Referencing for cohesion in L2 academic writing: a corpus analysis
Benell, Timothy P.
Item Usage Stats
MetadataShow full item record

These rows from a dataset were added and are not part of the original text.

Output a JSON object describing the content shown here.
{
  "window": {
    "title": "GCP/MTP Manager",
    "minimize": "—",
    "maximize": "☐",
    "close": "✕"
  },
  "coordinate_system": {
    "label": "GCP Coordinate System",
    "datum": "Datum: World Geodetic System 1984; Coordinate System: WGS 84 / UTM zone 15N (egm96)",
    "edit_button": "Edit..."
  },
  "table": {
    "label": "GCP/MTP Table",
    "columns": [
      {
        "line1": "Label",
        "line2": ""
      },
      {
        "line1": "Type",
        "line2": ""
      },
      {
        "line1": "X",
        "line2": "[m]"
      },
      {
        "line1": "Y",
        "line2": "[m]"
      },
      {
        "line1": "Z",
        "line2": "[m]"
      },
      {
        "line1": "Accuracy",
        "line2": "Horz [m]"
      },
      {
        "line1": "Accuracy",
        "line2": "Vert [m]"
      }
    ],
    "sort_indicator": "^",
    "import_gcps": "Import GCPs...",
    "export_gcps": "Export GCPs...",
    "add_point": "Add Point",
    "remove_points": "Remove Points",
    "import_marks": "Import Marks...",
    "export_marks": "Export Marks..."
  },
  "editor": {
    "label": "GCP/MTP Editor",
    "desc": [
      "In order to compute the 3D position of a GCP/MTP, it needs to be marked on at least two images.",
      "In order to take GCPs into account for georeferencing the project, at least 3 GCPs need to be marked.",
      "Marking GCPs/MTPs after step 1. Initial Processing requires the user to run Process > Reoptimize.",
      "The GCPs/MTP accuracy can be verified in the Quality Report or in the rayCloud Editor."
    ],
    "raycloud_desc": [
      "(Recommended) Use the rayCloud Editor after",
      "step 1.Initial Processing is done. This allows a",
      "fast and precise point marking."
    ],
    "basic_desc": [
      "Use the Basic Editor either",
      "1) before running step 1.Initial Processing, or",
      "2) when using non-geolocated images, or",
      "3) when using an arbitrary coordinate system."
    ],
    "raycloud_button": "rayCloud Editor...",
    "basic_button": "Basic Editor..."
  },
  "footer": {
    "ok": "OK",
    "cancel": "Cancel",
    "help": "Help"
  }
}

Cohesion in academic and other writing is essential to effective communication. Teachers of English for academic purposes (EAP) place a great deal of emphasis on achieving cohesion, principally through coordinators and subordinating conjunctions. In the classroom and in the academic literature, less attention is paid to the role of referential pronouns to link ideas across clausal boundaries. This corpus-based study compares referencing for cohesion between L1 English writers and L2 English learners. It specifically compares pronominal referencing (it, she, he, they, them, his, her, hers, its, their, theirs,) and demonstrative referencing (this, that, this, those,) between two groups in terms of frequency of use, syntactic category, and type of referent, to reveal differences that often undermine the quality of L2 writing. The L1 English corpus is composed of 383 Economist Leaders articles from 2016 and 2017 (302,618 words) and the L2 English corpus is composed of 371 (388,526 words) essays written by first-year students in an English 101 Composition course in the fall of 2017. Using the corpus analysis software AntConc, concordance searches were produced for all pronominal and demonstrative pronouns and were transferred into Excel sheets for qualitative analysis. Concordance results from either corpus that included a quotation were excluded from coding since these do not represent original writing. Based on discourse analysis, all pronouns were coded for (a) syntactic function (i.e., demonstrative pronouns, demonstrative adjectives, adjective clauses, noun clauses, and adverbial expressions), (b) part of speech (POS) (i.e., nouns, adjectives), and (c) case (i.e., subjects, objects and complements, idiomatic expressions, and non-referential expressions). The coded data were analyzed through descriptive and inferential statistics. Raw counts of each pronoun and their percentages were calculated in order to see the overall distribution of occurrences in each corpus. In order to find out whether the differences between the referential occurrences in L1 English corpus and L2 English corpus were statistically significant, means and standard deviations were calculated, and independent samples t-test analyses were run using SPSS. The findings showed that L2 English writers use referential pronouns differently from L1 English writers. Several statistically significant differences were found between L1 English writers and L2 English learners in referencing including it in subject position; this, that, these, and those as a demonstrative pronoun, adjective and adverbial expression, his and her as a possessive adjective as well as she, they, them, and their. No statistically significant differences were found between L1 English writers and L2 English learners’ use of theirs, hers, and him. Those major referencing differences observed between L1 English writers and L2 English learners offer some implications for the teaching of academic writing to intermediate students. L1 English writers’ use of referential pronouns can serve as a model to academic writing instructors when teaching cohesion in L2 writing. For this, a more detailed qualitative analysis at individual text levels, going beyond analyzing concordance lines as in this study, is required in future research.